At this point, it’s probably worth taking a step back and remembering Hill was hardly a bad player before this season – even in a limited role. He defended well, hit spot-up shots, kept the ball moving and, perhaps most importantly, kept turnovers down. He started for a team that won 105 games and four playoff series the previous two years.
LeBron James, Kevin Durant, Chris Paul, James Harden, Stephen Curry, Blake Griffin and Mike Conley were the only players to post more win shares both of the last two seasons.
He has taken that challenge head on, and he’s succeeding. Not only has Hill increased his load, his efficiency has remained in tact. He’s shooting a career-high 48.3 percent from the field, and his 3-point percentage is a solid 36.5. Despite having he ball in his hands more, his turnover rate remains low.
Hill, because he fit his role so well, posted All-Star-caliber numbers in certain advanced stats prior.
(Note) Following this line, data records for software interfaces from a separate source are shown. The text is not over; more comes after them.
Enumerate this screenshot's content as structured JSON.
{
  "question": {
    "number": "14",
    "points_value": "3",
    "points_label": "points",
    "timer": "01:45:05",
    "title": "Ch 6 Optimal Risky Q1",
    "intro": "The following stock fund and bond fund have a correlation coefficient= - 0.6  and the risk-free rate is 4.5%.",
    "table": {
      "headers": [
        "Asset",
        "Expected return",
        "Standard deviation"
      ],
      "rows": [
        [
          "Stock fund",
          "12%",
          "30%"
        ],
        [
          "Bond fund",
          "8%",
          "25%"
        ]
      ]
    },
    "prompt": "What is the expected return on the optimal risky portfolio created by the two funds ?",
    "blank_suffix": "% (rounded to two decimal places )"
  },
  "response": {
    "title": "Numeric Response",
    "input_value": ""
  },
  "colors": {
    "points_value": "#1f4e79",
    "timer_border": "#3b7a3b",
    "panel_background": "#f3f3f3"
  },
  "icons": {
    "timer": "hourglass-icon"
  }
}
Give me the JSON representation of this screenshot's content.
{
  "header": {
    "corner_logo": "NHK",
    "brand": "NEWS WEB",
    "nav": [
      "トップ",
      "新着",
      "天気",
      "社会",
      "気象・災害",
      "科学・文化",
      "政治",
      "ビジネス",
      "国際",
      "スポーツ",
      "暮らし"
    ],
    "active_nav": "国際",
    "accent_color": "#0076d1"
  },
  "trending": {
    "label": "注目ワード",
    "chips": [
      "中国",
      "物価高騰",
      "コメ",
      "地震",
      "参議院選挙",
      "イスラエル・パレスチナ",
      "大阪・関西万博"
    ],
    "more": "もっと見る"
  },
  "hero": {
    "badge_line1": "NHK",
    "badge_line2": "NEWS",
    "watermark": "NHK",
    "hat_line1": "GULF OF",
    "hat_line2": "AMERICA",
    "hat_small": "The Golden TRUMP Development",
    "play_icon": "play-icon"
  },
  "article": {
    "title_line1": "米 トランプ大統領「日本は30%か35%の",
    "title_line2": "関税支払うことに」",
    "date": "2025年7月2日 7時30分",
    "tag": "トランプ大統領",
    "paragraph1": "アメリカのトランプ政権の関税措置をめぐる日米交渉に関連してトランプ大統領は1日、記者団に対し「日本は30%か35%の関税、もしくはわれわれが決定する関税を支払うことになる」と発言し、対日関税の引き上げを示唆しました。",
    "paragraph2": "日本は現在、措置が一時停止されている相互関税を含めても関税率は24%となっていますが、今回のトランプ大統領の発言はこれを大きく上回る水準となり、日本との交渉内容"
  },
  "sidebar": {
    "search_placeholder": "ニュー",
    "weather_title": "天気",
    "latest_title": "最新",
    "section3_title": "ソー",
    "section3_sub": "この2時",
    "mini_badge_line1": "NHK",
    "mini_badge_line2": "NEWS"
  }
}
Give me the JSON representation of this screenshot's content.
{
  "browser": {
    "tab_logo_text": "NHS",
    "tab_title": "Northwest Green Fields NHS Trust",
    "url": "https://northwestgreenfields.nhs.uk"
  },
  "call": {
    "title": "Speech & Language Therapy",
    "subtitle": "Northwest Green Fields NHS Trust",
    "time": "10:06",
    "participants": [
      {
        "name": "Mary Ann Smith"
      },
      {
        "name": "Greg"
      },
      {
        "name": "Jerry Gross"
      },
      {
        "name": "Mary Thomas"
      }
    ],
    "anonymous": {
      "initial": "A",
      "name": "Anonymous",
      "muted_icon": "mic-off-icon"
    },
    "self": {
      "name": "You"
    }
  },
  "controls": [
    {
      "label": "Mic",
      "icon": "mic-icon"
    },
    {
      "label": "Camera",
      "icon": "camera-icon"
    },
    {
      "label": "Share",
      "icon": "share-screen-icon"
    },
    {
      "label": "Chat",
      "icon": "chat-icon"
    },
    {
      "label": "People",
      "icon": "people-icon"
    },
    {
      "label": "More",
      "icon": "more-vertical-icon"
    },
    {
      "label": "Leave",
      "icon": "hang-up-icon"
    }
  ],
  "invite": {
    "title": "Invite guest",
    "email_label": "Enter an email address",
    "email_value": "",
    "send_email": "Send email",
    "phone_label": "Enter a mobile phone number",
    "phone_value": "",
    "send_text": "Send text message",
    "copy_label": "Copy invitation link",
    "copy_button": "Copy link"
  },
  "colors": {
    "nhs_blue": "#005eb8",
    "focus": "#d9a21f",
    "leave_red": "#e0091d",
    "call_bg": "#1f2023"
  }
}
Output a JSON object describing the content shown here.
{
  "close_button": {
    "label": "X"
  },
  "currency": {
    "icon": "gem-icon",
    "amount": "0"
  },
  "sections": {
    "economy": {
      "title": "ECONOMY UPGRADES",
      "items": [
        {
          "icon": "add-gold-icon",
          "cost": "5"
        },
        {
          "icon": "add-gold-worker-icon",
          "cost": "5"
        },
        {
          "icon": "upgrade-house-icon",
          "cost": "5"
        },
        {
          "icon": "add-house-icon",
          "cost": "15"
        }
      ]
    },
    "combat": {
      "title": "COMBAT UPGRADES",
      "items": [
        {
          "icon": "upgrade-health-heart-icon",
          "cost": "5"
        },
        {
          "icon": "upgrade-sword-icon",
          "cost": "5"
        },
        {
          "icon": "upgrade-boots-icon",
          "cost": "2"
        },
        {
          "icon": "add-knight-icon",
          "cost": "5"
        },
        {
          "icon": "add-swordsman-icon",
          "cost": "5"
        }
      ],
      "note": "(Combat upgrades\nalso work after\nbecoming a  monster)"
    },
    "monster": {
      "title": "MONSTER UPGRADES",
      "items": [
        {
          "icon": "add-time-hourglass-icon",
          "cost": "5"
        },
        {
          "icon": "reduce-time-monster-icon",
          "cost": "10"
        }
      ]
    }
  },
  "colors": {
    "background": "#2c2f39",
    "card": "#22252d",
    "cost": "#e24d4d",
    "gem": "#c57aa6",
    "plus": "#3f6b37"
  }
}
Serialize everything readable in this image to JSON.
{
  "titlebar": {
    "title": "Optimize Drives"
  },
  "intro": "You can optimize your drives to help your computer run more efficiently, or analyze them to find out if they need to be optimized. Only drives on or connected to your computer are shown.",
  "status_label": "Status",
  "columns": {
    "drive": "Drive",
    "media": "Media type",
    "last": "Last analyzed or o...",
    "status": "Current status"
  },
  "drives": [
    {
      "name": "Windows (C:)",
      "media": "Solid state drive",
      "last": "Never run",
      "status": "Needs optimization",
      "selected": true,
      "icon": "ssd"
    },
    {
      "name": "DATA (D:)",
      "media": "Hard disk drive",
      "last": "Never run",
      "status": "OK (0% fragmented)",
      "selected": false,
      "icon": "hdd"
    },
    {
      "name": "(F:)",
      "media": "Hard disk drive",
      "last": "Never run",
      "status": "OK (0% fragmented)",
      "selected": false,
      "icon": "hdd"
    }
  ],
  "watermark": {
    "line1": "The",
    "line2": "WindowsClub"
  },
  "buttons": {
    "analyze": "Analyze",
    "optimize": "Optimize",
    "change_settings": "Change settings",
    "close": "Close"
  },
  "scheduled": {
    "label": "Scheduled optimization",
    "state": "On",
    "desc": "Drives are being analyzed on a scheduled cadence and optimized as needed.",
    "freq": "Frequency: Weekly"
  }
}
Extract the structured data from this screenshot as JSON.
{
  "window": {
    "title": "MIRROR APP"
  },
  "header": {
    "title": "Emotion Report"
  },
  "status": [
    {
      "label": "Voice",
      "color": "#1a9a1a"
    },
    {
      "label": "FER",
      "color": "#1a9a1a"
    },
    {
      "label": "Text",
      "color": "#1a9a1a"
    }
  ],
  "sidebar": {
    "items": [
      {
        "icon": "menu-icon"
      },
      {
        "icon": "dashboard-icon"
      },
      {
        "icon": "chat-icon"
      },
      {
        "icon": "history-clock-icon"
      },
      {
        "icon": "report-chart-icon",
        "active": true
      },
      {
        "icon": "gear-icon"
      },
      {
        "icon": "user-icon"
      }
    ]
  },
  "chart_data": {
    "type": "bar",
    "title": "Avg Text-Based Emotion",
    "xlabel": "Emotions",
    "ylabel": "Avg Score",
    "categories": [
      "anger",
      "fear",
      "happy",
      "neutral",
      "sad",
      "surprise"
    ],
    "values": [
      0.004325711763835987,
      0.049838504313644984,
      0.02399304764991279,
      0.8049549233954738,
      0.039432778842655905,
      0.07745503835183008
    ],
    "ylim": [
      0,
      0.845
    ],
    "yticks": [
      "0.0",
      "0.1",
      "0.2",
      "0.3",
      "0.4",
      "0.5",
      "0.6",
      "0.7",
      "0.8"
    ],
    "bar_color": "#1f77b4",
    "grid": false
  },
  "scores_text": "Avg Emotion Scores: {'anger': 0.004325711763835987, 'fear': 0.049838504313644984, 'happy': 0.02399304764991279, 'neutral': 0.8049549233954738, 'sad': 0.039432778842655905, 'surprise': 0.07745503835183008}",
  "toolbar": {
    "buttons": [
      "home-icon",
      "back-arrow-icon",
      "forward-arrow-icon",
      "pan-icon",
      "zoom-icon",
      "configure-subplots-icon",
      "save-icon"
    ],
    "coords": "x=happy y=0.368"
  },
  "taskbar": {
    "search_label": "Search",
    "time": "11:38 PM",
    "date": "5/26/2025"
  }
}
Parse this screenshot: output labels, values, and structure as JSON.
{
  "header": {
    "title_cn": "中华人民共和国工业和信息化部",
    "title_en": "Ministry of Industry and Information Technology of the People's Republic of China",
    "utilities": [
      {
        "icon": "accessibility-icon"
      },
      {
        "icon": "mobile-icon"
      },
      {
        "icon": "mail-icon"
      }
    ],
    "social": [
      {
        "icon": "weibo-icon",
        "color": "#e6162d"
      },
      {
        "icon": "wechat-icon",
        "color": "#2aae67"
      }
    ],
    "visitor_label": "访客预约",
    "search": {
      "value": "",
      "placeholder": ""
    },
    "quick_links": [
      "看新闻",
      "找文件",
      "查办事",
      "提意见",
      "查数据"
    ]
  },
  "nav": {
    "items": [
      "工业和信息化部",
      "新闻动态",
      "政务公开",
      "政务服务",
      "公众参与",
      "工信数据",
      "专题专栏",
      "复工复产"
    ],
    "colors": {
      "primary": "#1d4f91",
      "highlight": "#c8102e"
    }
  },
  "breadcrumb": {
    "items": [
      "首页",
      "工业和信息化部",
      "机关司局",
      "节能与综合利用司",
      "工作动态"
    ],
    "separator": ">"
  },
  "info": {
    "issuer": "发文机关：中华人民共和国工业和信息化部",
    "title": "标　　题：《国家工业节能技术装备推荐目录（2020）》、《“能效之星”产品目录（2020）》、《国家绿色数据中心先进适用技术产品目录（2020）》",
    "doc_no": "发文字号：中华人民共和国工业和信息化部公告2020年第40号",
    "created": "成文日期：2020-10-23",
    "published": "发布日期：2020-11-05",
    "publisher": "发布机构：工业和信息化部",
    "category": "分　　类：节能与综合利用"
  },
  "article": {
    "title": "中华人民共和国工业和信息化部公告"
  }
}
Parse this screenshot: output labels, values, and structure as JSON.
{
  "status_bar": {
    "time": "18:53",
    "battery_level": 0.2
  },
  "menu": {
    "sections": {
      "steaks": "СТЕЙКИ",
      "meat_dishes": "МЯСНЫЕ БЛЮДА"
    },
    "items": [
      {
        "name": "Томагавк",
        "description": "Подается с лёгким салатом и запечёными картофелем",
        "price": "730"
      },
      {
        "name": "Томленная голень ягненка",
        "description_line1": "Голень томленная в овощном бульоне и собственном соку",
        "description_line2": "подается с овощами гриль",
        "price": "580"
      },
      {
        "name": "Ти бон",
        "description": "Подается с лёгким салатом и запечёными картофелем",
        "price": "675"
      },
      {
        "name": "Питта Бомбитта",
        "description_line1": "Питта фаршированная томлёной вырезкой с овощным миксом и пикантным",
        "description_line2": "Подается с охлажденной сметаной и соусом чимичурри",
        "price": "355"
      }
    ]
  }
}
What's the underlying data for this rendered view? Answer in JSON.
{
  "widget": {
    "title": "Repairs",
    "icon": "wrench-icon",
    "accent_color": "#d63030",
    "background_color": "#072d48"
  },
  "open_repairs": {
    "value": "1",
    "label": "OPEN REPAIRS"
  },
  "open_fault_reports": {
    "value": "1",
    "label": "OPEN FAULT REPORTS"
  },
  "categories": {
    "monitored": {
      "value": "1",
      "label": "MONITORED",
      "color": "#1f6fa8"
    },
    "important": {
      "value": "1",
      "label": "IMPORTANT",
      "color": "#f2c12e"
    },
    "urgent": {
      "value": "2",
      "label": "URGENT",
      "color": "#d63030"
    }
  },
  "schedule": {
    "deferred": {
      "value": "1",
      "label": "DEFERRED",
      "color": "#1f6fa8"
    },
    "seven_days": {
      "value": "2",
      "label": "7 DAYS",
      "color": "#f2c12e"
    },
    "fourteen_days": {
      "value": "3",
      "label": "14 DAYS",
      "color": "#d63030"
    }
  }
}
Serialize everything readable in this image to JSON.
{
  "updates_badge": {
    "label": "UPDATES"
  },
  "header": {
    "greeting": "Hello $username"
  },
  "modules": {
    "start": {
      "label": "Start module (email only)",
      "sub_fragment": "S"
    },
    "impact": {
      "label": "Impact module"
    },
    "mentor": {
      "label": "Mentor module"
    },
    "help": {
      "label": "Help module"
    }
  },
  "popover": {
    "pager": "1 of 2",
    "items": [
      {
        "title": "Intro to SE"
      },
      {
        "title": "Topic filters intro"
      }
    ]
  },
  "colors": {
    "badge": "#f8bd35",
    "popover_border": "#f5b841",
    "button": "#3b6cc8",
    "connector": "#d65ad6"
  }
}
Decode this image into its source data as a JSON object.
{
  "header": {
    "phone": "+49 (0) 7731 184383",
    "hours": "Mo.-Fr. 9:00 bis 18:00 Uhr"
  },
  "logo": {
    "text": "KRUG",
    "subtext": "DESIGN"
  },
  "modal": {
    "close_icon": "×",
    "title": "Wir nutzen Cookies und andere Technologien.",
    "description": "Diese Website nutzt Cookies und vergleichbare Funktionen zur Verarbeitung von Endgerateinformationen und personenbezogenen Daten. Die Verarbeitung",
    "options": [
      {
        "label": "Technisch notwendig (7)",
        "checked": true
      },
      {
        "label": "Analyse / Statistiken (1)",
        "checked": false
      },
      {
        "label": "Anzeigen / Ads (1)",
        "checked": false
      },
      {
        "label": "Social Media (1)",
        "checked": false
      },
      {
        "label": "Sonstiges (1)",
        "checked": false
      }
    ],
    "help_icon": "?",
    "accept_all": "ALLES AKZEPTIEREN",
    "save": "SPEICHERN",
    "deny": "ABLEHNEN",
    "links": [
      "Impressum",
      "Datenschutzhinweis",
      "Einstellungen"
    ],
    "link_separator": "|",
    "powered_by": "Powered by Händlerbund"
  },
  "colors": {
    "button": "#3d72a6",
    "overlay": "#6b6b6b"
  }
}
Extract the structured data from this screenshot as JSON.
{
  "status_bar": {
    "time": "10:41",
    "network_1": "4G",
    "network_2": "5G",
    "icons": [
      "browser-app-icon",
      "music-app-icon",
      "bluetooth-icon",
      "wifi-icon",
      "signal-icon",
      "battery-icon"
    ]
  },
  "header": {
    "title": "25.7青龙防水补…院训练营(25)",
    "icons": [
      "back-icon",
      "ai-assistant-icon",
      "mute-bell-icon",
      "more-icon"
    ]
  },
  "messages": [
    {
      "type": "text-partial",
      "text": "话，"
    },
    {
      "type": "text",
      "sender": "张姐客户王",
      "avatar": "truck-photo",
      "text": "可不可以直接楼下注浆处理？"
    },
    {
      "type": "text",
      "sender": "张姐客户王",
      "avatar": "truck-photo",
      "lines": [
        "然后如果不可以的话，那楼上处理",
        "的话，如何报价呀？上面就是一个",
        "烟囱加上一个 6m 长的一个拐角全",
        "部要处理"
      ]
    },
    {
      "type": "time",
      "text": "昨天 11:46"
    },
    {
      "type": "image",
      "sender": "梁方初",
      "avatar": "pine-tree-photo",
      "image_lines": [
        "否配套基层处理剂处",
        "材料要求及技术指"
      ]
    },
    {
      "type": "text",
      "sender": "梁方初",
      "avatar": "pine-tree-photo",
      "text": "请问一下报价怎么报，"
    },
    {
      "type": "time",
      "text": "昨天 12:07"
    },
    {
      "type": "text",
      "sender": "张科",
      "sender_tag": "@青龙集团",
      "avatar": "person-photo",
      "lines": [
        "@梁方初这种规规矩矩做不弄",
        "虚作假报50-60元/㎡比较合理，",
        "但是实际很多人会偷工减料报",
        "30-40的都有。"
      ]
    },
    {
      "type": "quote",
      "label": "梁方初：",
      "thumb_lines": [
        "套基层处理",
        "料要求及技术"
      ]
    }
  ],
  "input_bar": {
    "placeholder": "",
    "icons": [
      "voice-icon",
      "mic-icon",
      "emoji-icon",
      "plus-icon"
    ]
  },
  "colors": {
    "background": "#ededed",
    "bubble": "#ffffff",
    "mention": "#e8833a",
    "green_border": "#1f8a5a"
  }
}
Now, his numbers are up and he looks like an All-Star.
Beyond lifting Indiana into the postseason, other challenges loom.
Much like in Miami, when LeBron James was there, everything the Cleveland Cavaliers do this season is part of the soap opera. The latest “sensational” story line: LeBron is calling some plays.
If you have LeBron James on your team, you should let him call some plays as he sees the defenses/matchups dictate. Do you tell Peyton Manning “don’t change the play call, go with what the OC sends into your headset?” That would be idiotic. LeBron is as high IQ a player as there is in the league, he sees the game. You should give him the freedom and David Blatt is smart to do so.
It’s different if Russell Westbrook or even James Harden wants to do it.